Data provided Start Marker

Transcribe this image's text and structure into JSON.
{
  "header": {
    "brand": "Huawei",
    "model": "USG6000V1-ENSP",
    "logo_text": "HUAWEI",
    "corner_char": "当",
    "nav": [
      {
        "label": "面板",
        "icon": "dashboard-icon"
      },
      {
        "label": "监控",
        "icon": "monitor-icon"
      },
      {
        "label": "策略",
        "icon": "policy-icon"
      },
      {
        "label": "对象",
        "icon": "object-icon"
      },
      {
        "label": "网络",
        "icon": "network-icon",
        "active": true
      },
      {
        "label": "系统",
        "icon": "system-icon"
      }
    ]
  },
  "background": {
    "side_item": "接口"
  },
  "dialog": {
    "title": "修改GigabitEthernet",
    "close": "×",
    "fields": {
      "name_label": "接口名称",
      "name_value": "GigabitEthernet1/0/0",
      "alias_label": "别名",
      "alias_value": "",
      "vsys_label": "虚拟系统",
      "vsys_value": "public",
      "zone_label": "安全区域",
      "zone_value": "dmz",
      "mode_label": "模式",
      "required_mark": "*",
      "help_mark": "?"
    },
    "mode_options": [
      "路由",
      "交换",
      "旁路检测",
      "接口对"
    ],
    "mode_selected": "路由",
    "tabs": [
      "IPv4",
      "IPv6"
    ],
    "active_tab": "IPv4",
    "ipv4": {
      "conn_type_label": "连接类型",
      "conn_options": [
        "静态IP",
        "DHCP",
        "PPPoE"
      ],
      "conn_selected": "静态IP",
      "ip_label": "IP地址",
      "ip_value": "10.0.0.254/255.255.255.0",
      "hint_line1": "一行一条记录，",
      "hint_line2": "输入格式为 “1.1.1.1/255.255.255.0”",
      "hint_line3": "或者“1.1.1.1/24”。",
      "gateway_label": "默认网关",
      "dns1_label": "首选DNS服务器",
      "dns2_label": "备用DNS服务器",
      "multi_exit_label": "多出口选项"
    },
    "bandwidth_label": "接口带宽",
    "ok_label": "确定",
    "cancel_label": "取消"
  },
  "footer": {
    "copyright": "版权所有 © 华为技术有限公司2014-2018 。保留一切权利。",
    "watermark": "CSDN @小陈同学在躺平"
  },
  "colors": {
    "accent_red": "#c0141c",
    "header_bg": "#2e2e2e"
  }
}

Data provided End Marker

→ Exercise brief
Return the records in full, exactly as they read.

→ Response to the task
Transcribe this image's text and structure into JSON.
{
  "header": {
    "brand": "Huawei",
    "model": "USG6000V1-ENSP",
    "logo_text": "HUAWEI",
    "corner_char": "当",
    "nav": [
      {
        "label": "面板",
        "icon": "dashboard-icon"
      },
      {
        "label": "监控",
        "icon": "monitor-icon"
      },
      {
        "label": "策略",
        "icon": "policy-icon"
      },
      {
        "label": "对象",
        "icon": "object-icon"
      },
      {
        "label": "网络",
        "icon": "network-icon",
        "active": true
      },
      {
        "label": "系统",
        "icon": "system-icon"
      }
    ]
  },
  "background": {
    "side_item": "接口"
  },
  "dialog": {
    "title": "修改GigabitEthernet",
    "close": "×",
    "fields": {
      "name_label": "接口名称",
      "name_value": "GigabitEthernet1/0/0",
      "alias_label": "别名",
      "alias_value": "",
      "vsys_label": "虚拟系统",
      "vsys_value": "public",
      "zone_label": "安全区域",
      "zone_value": "dmz",
      "mode_label": "模式",
      "required_mark": "*",
      "help_mark": "?"
    },
    "mode_options": [
      "路由",
      "交换",
      "旁路检测",
      "接口对"
    ],
    "mode_selected": "路由",
    "tabs": [
      "IPv4",
      "IPv6"
    ],
    "active_tab": "IPv4",
    "ipv4": {
      "conn_type_label": "连接类型",
      "conn_options": [
        "静态IP",
        "DHCP",
        "PPPoE"
      ],
      "conn_selected": "静态IP",
      "ip_label": "IP地址",
      "ip_value": "10.0.0.254/255.255.255.0",
      "hint_line1": "一行一条记录，",
      "hint_line2": "输入格式为 “1.1.1.1/255.255.255.0”",
      "hint_line3": "或者“1.1.1.1/24”。",
      "gateway_label": "默认网关",
      "dns1_label": "首选DNS服务器",
      "dns2_label": "备用DNS服务器",
      "multi_exit_label": "多出口选项"
    },
    "bandwidth_label": "接口带宽",
    "ok_label": "确定",
    "cancel_label": "取消"
  },
  "footer": {
    "copyright": "版权所有 © 华为技术有限公司2014-2018 。保留一切权利。",
    "watermark": "CSDN @小陈同学在躺平"
  },
  "colors": {
    "accent_red": "#c0141c",
    "header_bg": "#2e2e2e"
  }
}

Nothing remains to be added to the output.